### Work task:
The records below are to be repeated exactly, minus any pictures.

### Element data from apps and pages:
----
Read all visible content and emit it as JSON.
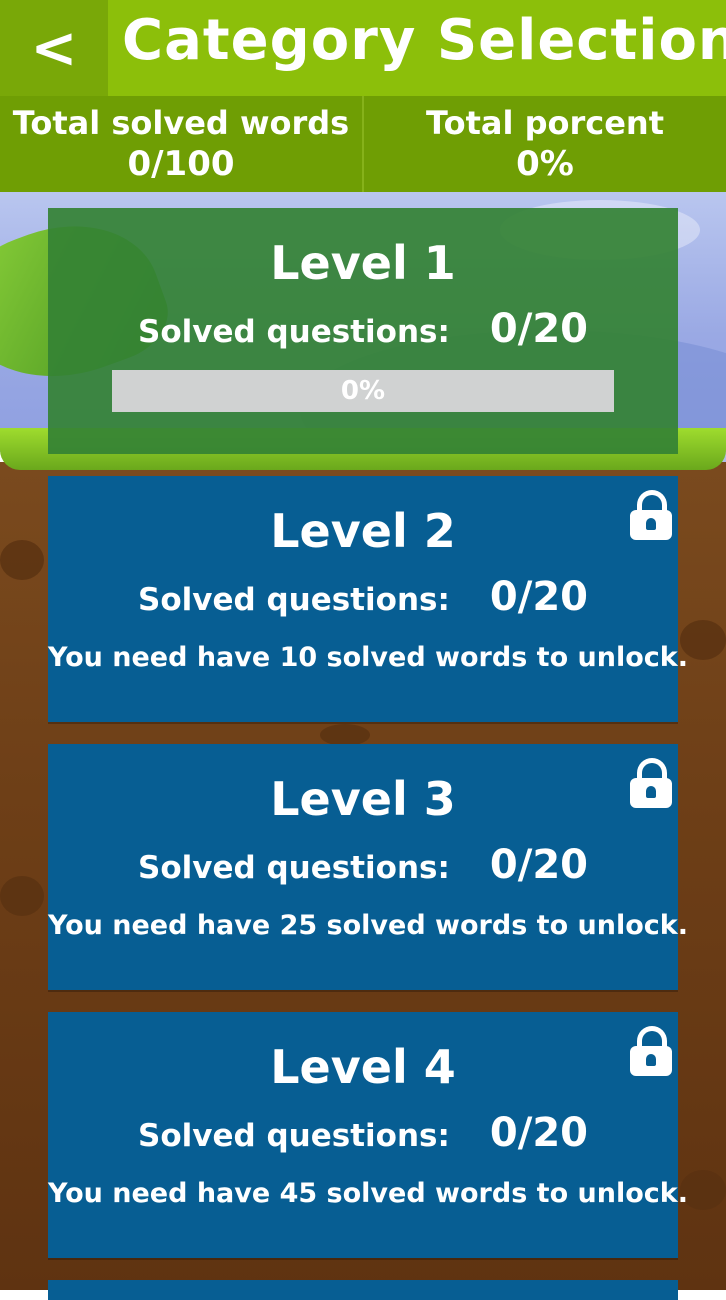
{
  "header": {
    "back_label": "<",
    "title": "Category Selection"
  },
  "stats": [
    {
      "label": "Total solved words",
      "value": "0/100"
    },
    {
      "label": "Total porcent",
      "value": "0%"
    }
  ],
  "levels": [
    {
      "name": "Level 1",
      "questions_label": "Solved questions:",
      "count": "0/20",
      "locked": false,
      "progress_text": "0%",
      "progress": 0
    },
    {
      "name": "Level 2",
      "questions_label": "Solved questions:",
      "count": "0/20",
      "locked": true,
      "requirement": "You need have 10 solved words to unlock."
    },
    {
      "name": "Level 3",
      "questions_label": "Solved questions:",
      "count": "0/20",
      "locked": true,
      "requirement": "You need have 25 solved words to unlock."
    },
    {
      "name": "Level 4",
      "questions_label": "Solved questions:",
      "count": "0/20",
      "locked": true,
      "requirement": "You need have 45 solved words to unlock."
    }
  ],
  "colors": {
    "header": "#8cbf0a",
    "stats_bar": "#6f9e04",
    "unlocked_card": "#348234",
    "locked_card": "#075e93"
  },
  "icons": {
    "lock": "lock-icon",
    "back": "back-arrow-icon"
  }
}
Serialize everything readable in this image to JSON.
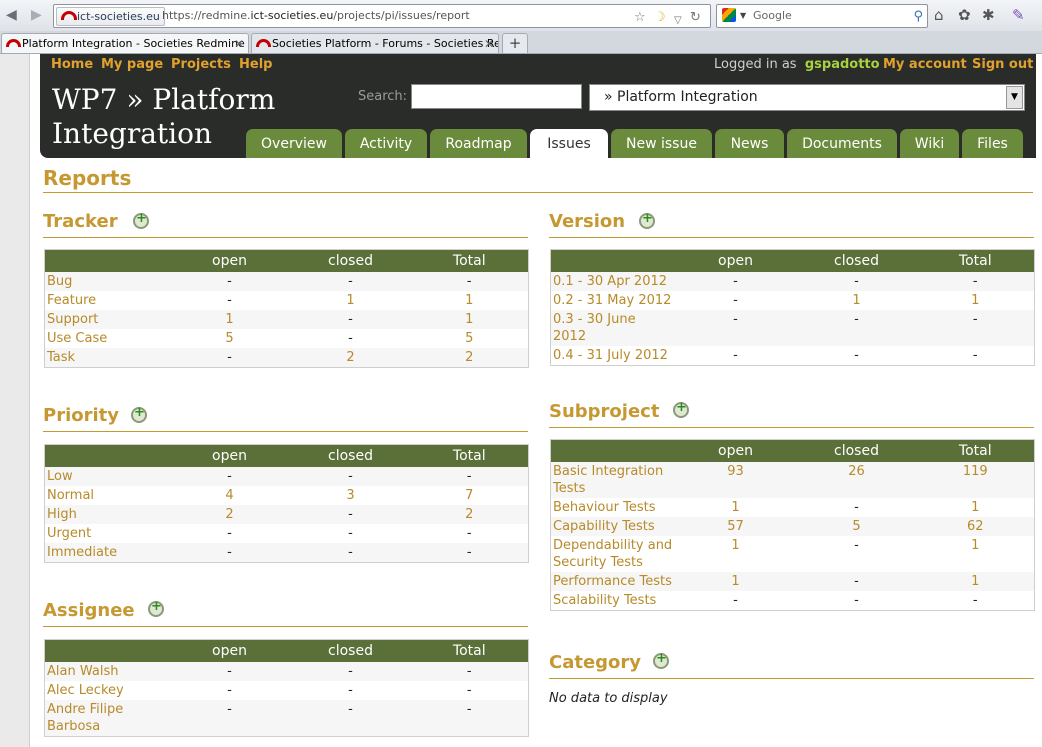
{
  "browser": {
    "site_identity": "ict-societies.eu",
    "url_prefix": "https://redmine.",
    "url_domain": "ict-societies.eu",
    "url_path": "/projects/pi/issues/report",
    "search_placeholder": "Google",
    "tabs": [
      {
        "label": "Platform Integration - Societies Redmine",
        "active": true
      },
      {
        "label": "Societies Platform - Forums - Societies Re...",
        "active": false
      }
    ],
    "new_tab_label": "+"
  },
  "top_menu": {
    "items": [
      "Home",
      "My page",
      "Projects",
      "Help"
    ],
    "logged_as_label": "Logged in as",
    "username": "gspadotto",
    "my_account": "My account",
    "sign_out": "Sign out"
  },
  "header": {
    "title_line1": "WP7 » Platform",
    "title_line2": "Integration",
    "search_label": "Search:",
    "project_jump": "» Platform Integration"
  },
  "project_tabs": [
    {
      "label": "Overview"
    },
    {
      "label": "Activity"
    },
    {
      "label": "Roadmap"
    },
    {
      "label": "Issues",
      "selected": true
    },
    {
      "label": "New issue"
    },
    {
      "label": "News"
    },
    {
      "label": "Documents"
    },
    {
      "label": "Wiki"
    },
    {
      "label": "Files"
    }
  ],
  "page_title": "Reports",
  "columns": {
    "open": "open",
    "closed": "closed",
    "total": "Total"
  },
  "tracker": {
    "title": "Tracker",
    "rows": [
      {
        "name": "Bug",
        "open": "-",
        "closed": "-",
        "total": "-"
      },
      {
        "name": "Feature",
        "open": "-",
        "closed": "1",
        "total": "1"
      },
      {
        "name": "Support",
        "open": "1",
        "closed": "-",
        "total": "1"
      },
      {
        "name": "Use Case",
        "open": "5",
        "closed": "-",
        "total": "5"
      },
      {
        "name": "Task",
        "open": "-",
        "closed": "2",
        "total": "2"
      }
    ]
  },
  "priority": {
    "title": "Priority",
    "rows": [
      {
        "name": "Low",
        "open": "-",
        "closed": "-",
        "total": "-"
      },
      {
        "name": "Normal",
        "open": "4",
        "closed": "3",
        "total": "7"
      },
      {
        "name": "High",
        "open": "2",
        "closed": "-",
        "total": "2"
      },
      {
        "name": "Urgent",
        "open": "-",
        "closed": "-",
        "total": "-"
      },
      {
        "name": "Immediate",
        "open": "-",
        "closed": "-",
        "total": "-"
      }
    ]
  },
  "assignee": {
    "title": "Assignee",
    "rows": [
      {
        "name": "Alan Walsh",
        "open": "-",
        "closed": "-",
        "total": "-"
      },
      {
        "name": "Alec Leckey",
        "open": "-",
        "closed": "-",
        "total": "-"
      },
      {
        "name": "Andre Filipe Barbosa",
        "open": "-",
        "closed": "-",
        "total": "-"
      }
    ]
  },
  "version": {
    "title": "Version",
    "rows": [
      {
        "name": "0.1 - 30 Apr 2012",
        "open": "-",
        "closed": "-",
        "total": "-"
      },
      {
        "name": "0.2 - 31 May 2012",
        "open": "-",
        "closed": "1",
        "total": "1"
      },
      {
        "name": "0.3 - 30 June 2012",
        "open": "-",
        "closed": "-",
        "total": "-"
      },
      {
        "name": "0.4 - 31 July 2012",
        "open": "-",
        "closed": "-",
        "total": "-"
      }
    ]
  },
  "subproject": {
    "title": "Subproject",
    "rows": [
      {
        "name": "Basic Integration Tests",
        "open": "93",
        "closed": "26",
        "total": "119"
      },
      {
        "name": "Behaviour Tests",
        "open": "1",
        "closed": "-",
        "total": "1"
      },
      {
        "name": "Capability Tests",
        "open": "57",
        "closed": "5",
        "total": "62"
      },
      {
        "name": "Dependability and Security Tests",
        "open": "1",
        "closed": "-",
        "total": "1"
      },
      {
        "name": "Performance Tests",
        "open": "1",
        "closed": "-",
        "total": "1"
      },
      {
        "name": "Scalability Tests",
        "open": "-",
        "closed": "-",
        "total": "-"
      }
    ]
  },
  "category": {
    "title": "Category",
    "no_data": "No data to display"
  }
}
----
### Result below:
Read all visible content and emit it as JSON.
{
  "header": {
    "back_label": "<",
    "title": "Category Selection"
  },
  "stats": [
    {
      "label": "Total solved words",
      "value": "0/100"
    },
    {
      "label": "Total porcent",
      "value": "0%"
    }
  ],
  "levels": [
    {
      "name": "Level 1",
      "questions_label": "Solved questions:",
      "count": "0/20",
      "locked": false,
      "progress_text": "0%",
      "progress": 0
    },
    {
      "name": "Level 2",
      "questions_label": "Solved questions:",
      "count": "0/20",
      "locked": true,
      "requirement": "You need have 10 solved words to unlock."
    },
    {
      "name": "Level 3",
      "questions_label": "Solved questions:",
      "count": "0/20",
      "locked": true,
      "requirement": "You need have 25 solved words to unlock."
    },
    {
      "name": "Level 4",
      "questions_label": "Solved questions:",
      "count": "0/20",
      "locked": true,
      "requirement": "You need have 45 solved words to unlock."
    }
  ],
  "colors": {
    "header": "#8cbf0a",
    "stats_bar": "#6f9e04",
    "unlocked_card": "#348234",
    "locked_card": "#075e93"
  },
  "icons": {
    "lock": "lock-icon",
    "back": "back-arrow-icon"
  }
}
Serialize everything readable in this image to JSON.
{
  "browser": {
    "site_identity": "ict-societies.eu",
    "url_prefix": "https://redmine.",
    "url_domain": "ict-societies.eu",
    "url_path": "/projects/pi/issues/report",
    "search_placeholder": "Google",
    "tabs": [
      {
        "label": "Platform Integration - Societies Redmine",
        "active": true
      },
      {
        "label": "Societies Platform - Forums - Societies Re...",
        "active": false
      }
    ],
    "new_tab_label": "+"
  },
  "top_menu": {
    "items": [
      "Home",
      "My page",
      "Projects",
      "Help"
    ],
    "logged_as_label": "Logged in as",
    "username": "gspadotto",
    "my_account": "My account",
    "sign_out": "Sign out"
  },
  "header": {
    "title_line1": "WP7 » Platform",
    "title_line2": "Integration",
    "search_label": "Search:",
    "project_jump": "» Platform Integration"
  },
  "project_tabs": [
    {
      "label": "Overview"
    },
    {
      "label": "Activity"
    },
    {
      "label": "Roadmap"
    },
    {
      "label": "Issues",
      "selected": true
    },
    {
      "label": "New issue"
    },
    {
      "label": "News"
    },
    {
      "label": "Documents"
    },
    {
      "label": "Wiki"
    },
    {
      "label": "Files"
    }
  ],
  "page_title": "Reports",
  "columns": {
    "open": "open",
    "closed": "closed",
    "total": "Total"
  },
  "tracker": {
    "title": "Tracker",
    "rows": [
      {
        "name": "Bug",
        "open": "-",
        "closed": "-",
        "total": "-"
      },
      {
        "name": "Feature",
        "open": "-",
        "closed": "1",
        "total": "1"
      },
      {
        "name": "Support",
        "open": "1",
        "closed": "-",
        "total": "1"
      },
      {
        "name": "Use Case",
        "open": "5",
        "closed": "-",
        "total": "5"
      },
      {
        "name": "Task",
        "open": "-",
        "closed": "2",
        "total": "2"
      }
    ]
  },
  "priority": {
    "title": "Priority",
    "rows": [
      {
        "name": "Low",
        "open": "-",
        "closed": "-",
        "total": "-"
      },
      {
        "name": "Normal",
        "open": "4",
        "closed": "3",
        "total": "7"
      },
      {
        "name": "High",
        "open": "2",
        "closed": "-",
        "total": "2"
      },
      {
        "name": "Urgent",
        "open": "-",
        "closed": "-",
        "total": "-"
      },
      {
        "name": "Immediate",
        "open": "-",
        "closed": "-",
        "total": "-"
      }
    ]
  },
  "assignee": {
    "title": "Assignee",
    "rows": [
      {
        "name": "Alan Walsh",
        "open": "-",
        "closed": "-",
        "total": "-"
      },
      {
        "name": "Alec Leckey",
        "open": "-",
        "closed": "-",
        "total": "-"
      },
      {
        "name": "Andre Filipe Barbosa",
        "open": "-",
        "closed": "-",
        "total": "-"
      }
    ]
  },
  "version": {
    "title": "Version",
    "rows": [
      {
        "name": "0.1 - 30 Apr 2012",
        "open": "-",
        "closed": "-",
        "total": "-"
      },
      {
        "name": "0.2 - 31 May 2012",
        "open": "-",
        "closed": "1",
        "total": "1"
      },
      {
        "name": "0.3 - 30 June 2012",
        "open": "-",
        "closed": "-",
        "total": "-"
      },
      {
        "name": "0.4 - 31 July 2012",
        "open": "-",
        "closed": "-",
        "total": "-"
      }
    ]
  },
  "subproject": {
    "title": "Subproject",
    "rows": [
      {
        "name": "Basic Integration Tests",
        "open": "93",
        "closed": "26",
        "total": "119"
      },
      {
        "name": "Behaviour Tests",
        "open": "1",
        "closed": "-",
        "total": "1"
      },
      {
        "name": "Capability Tests",
        "open": "57",
        "closed": "5",
        "total": "62"
      },
      {
        "name": "Dependability and Security Tests",
        "open": "1",
        "closed": "-",
        "total": "1"
      },
      {
        "name": "Performance Tests",
        "open": "1",
        "closed": "-",
        "total": "1"
      },
      {
        "name": "Scalability Tests",
        "open": "-",
        "closed": "-",
        "total": "-"
      }
    ]
  },
  "category": {
    "title": "Category",
    "no_data": "No data to display"
  }
}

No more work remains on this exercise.